Data about app and page elements
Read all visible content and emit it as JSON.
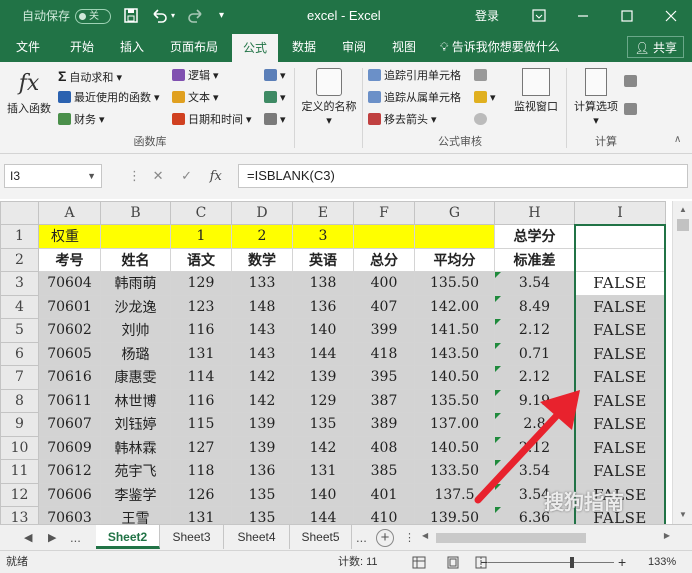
{
  "titlebar": {
    "autosave": "自动保存",
    "toggle": "关",
    "doc_title": "excel  -  Excel",
    "login": "登录",
    "save_icon": "save-icon",
    "undo_icon": "undo-icon",
    "redo_icon": "redo-icon",
    "customize_icon": "customize-quick-access-icon"
  },
  "tabs": [
    "文件",
    "开始",
    "插入",
    "页面布局",
    "公式",
    "数据",
    "审阅",
    "视图"
  ],
  "tell_me": "告诉我你想要做什么",
  "share": "共享",
  "ribbon": {
    "insert_function": "插入函数",
    "autosum": "自动求和",
    "recent": "最近使用的函数",
    "finance": "财务",
    "logic": "逻辑",
    "text": "文本",
    "datetime": "日期和时间",
    "group_library": "函数库",
    "defined_names": "定义的名称",
    "trace_precedents": "追踪引用单元格",
    "trace_dependents": "追踪从属单元格",
    "remove_arrows": "移去箭头",
    "watch_window": "监视窗口",
    "group_audit": "公式审核",
    "calc_options": "计算选项",
    "group_calc": "计算"
  },
  "formula_bar": {
    "name_box": "I3",
    "fx": "fx",
    "formula": "=ISBLANK(C3)"
  },
  "columns": [
    "A",
    "B",
    "C",
    "D",
    "E",
    "F",
    "G",
    "H",
    "I"
  ],
  "rows": [
    {
      "num": "1",
      "cells": [
        "权重",
        "",
        "1",
        "2",
        "3",
        "",
        "",
        "总学分",
        ""
      ]
    },
    {
      "num": "2",
      "cells": [
        "考号",
        "姓名",
        "语文",
        "数学",
        "英语",
        "总分",
        "平均分",
        "标准差",
        ""
      ]
    },
    {
      "num": "3",
      "cells": [
        "70604",
        "韩雨萌",
        "129",
        "133",
        "138",
        "400",
        "135.50",
        "3.54",
        "FALSE"
      ]
    },
    {
      "num": "4",
      "cells": [
        "70601",
        "沙龙逸",
        "123",
        "148",
        "136",
        "407",
        "142.00",
        "8.49",
        "FALSE"
      ]
    },
    {
      "num": "5",
      "cells": [
        "70602",
        "刘帅",
        "116",
        "143",
        "140",
        "399",
        "141.50",
        "2.12",
        "FALSE"
      ]
    },
    {
      "num": "6",
      "cells": [
        "70605",
        "杨璐",
        "131",
        "143",
        "144",
        "418",
        "143.50",
        "0.71",
        "FALSE"
      ]
    },
    {
      "num": "7",
      "cells": [
        "70616",
        "康惠雯",
        "114",
        "142",
        "139",
        "395",
        "140.50",
        "2.12",
        "FALSE"
      ]
    },
    {
      "num": "8",
      "cells": [
        "70611",
        "林世博",
        "116",
        "142",
        "129",
        "387",
        "135.50",
        "9.19",
        "FALSE"
      ]
    },
    {
      "num": "9",
      "cells": [
        "70607",
        "刘钰婷",
        "115",
        "139",
        "135",
        "389",
        "137.00",
        "2.8",
        "FALSE"
      ]
    },
    {
      "num": "10",
      "cells": [
        "70609",
        "韩林霖",
        "127",
        "139",
        "142",
        "408",
        "140.50",
        "2.12",
        "FALSE"
      ]
    },
    {
      "num": "11",
      "cells": [
        "70612",
        "苑宇飞",
        "118",
        "136",
        "131",
        "385",
        "133.50",
        "3.54",
        "FALSE"
      ]
    },
    {
      "num": "12",
      "cells": [
        "70606",
        "李鉴学",
        "126",
        "135",
        "140",
        "401",
        "137.5",
        "3.54",
        "FALSE"
      ]
    },
    {
      "num": "13",
      "cells": [
        "70603",
        "王雪",
        "131",
        "135",
        "144",
        "410",
        "139.50",
        "6.36",
        "FALSE"
      ]
    }
  ],
  "sheets": [
    "Sheet2",
    "Sheet3",
    "Sheet4",
    "Sheet5"
  ],
  "sheet_more": "...",
  "status": {
    "ready": "就绪",
    "count": "计数: 11",
    "zoom": "133%"
  },
  "watermark": "搜狗指南",
  "colors": {
    "excel_green": "#217346",
    "weight_row": "#ffff00",
    "selection": "#d3d3d3",
    "arrow": "#e8222d"
  }
}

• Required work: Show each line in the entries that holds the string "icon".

• Response area:
    "save_icon": "save-icon",
    "undo_icon": "undo-icon",
    "redo_icon": "redo-icon",
    "customize_icon": "customize-quick-access-icon"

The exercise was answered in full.